Harley-Davidson, that inimitable icon of Americana, has once again succeeded in bringing dreams to life through the experience of motorcycling and the irresistible Harley lifestyle.
In 1953 the Kronreif, Trunkenpolz, Mattighofen Motorcycle Company entered their first racing activities, the fifth running of the Gaisberg competition, and finished with first, second and third place honors. Fifty years later, KTM—as the manufacturer is now known—has emerged as a modern builder of high-quality, reliable, exceptionally well-engineered motocross, enduro and supermoto machines. They are also the motorcycle of choice by the majority of the two-wheeled field in the Paris/Dakar Rally, taking top honors the last few years in the world's ultimate endurance race.
Surely, every ride on a motorcycle is an adventure.

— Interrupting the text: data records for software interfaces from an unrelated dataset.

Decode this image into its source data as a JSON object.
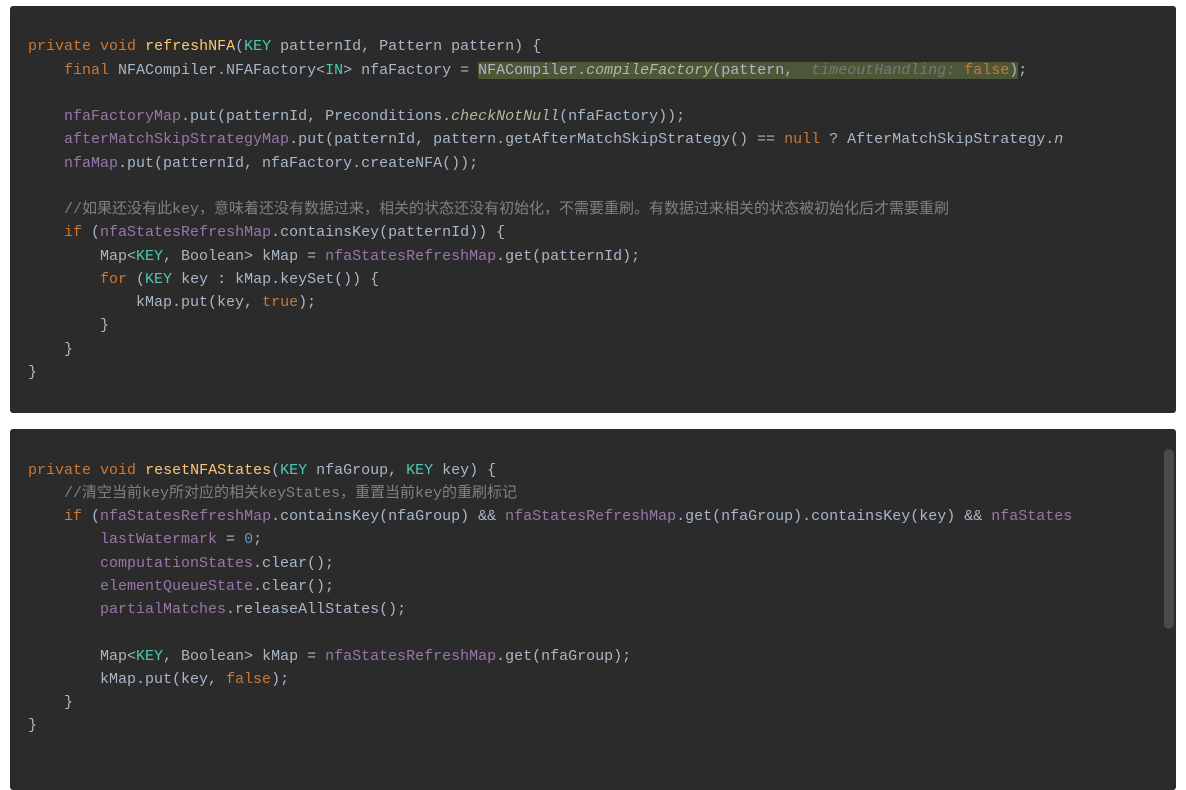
{
  "block1": {
    "l1": {
      "private": "private",
      "void": "void",
      "name": "refreshNFA",
      "t_key": "KEY",
      "p1": " patternId, Pattern pattern) {"
    },
    "l2": {
      "final": "final",
      "pre": " NFACompiler.NFAFactory<",
      "t_in": "IN",
      "mid": "> nfaFactory = ",
      "hl_a": "NFACompiler.",
      "hl_call": "compileFactory",
      "hl_b": "(pattern, ",
      "hint": " timeoutHandling: ",
      "false": "false",
      "hl_c": ")",
      "semi": ";"
    },
    "l4": {
      "field": "nfaFactoryMap",
      "mid": ".put(patternId, Preconditions.",
      "call": "checkNotNull",
      "end": "(nfaFactory));"
    },
    "l5": {
      "field": "afterMatchSkipStrategyMap",
      "mid": ".put(patternId, pattern.getAfterMatchSkipStrategy() == ",
      "null": "null",
      "q": " ? AfterMatchSkipStrategy.",
      "tail": "n"
    },
    "l6": {
      "field": "nfaMap",
      "rest": ".put(patternId, nfaFactory.createNFA());"
    },
    "comment": "//如果还没有此key，意味着还没有数据过来，相关的状态还没有初始化，不需要重刷。有数据过来相关的状态被初始化后才需要重刷",
    "l9": {
      "if": "if",
      "open": " (",
      "field": "nfaStatesRefreshMap",
      "rest": ".containsKey(patternId)) {"
    },
    "l10": {
      "pre": "Map<",
      "t_key": "KEY",
      "mid": ", Boolean> kMap = ",
      "field": "nfaStatesRefreshMap",
      "end": ".get(patternId);"
    },
    "l11": {
      "for": "for",
      "open": " (",
      "t_key": "KEY",
      "rest": " key : kMap.keySet()) {"
    },
    "l12": {
      "pre": "kMap.put(key, ",
      "true": "true",
      "end": ");"
    },
    "l13": "}",
    "l14": "}",
    "l15": "}"
  },
  "block2": {
    "l1": {
      "private": "private",
      "void": "void",
      "name": "resetNFAStates",
      "t_key1": "KEY",
      "mid": " nfaGroup, ",
      "t_key2": "KEY",
      "end": " key) {"
    },
    "comment": "//清空当前key所对应的相关keyStates，重置当前key的重刷标记",
    "l3": {
      "if": "if",
      "open": " (",
      "f1": "nfaStatesRefreshMap",
      "a": ".containsKey(nfaGroup) && ",
      "f2": "nfaStatesRefreshMap",
      "b": ".get(nfaGroup).containsKey(key) && ",
      "f3": "nfaStates"
    },
    "l4": {
      "field": "lastWatermark",
      "eq": " = ",
      "num": "0",
      "semi": ";"
    },
    "l5": {
      "field": "computationStates",
      "rest": ".clear();"
    },
    "l6": {
      "field": "elementQueueState",
      "rest": ".clear();"
    },
    "l7": {
      "field": "partialMatches",
      "rest": ".releaseAllStates();"
    },
    "l9": {
      "pre": "Map<",
      "t_key": "KEY",
      "mid": ", Boolean> kMap = ",
      "field": "nfaStatesRefreshMap",
      "end": ".get(nfaGroup);"
    },
    "l10": {
      "pre": "kMap.put(key, ",
      "false": "false",
      "end": ");"
    },
    "l11": "}",
    "l12": "}"
  }
}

It is a rediscovery of the temperature of the atmosphere, the intensity of the breeze, the angle of the sun and the texture of the highway. How, then, is it possible that some motorcycles have the title “Adventure Bike” conferred upon them, as if they provide an exclusive insight into an excursion?
If the old racing adage, “what wins on Sunday sells on Monday,” carries any truth, there must have been a lot of foot traffic in Honda dealers this year. Riding the CRF450R, Honda rider Ricky Carmichael did the unthinkable, winning every race of the 2004 AMA National Motocross Championship—a perfect season. Anyone who knows the level of talent and the caliber of machines that line up at the starting gate each weekend at those races understands the statement Honda has made with their race-bred 450cc 4-stroke.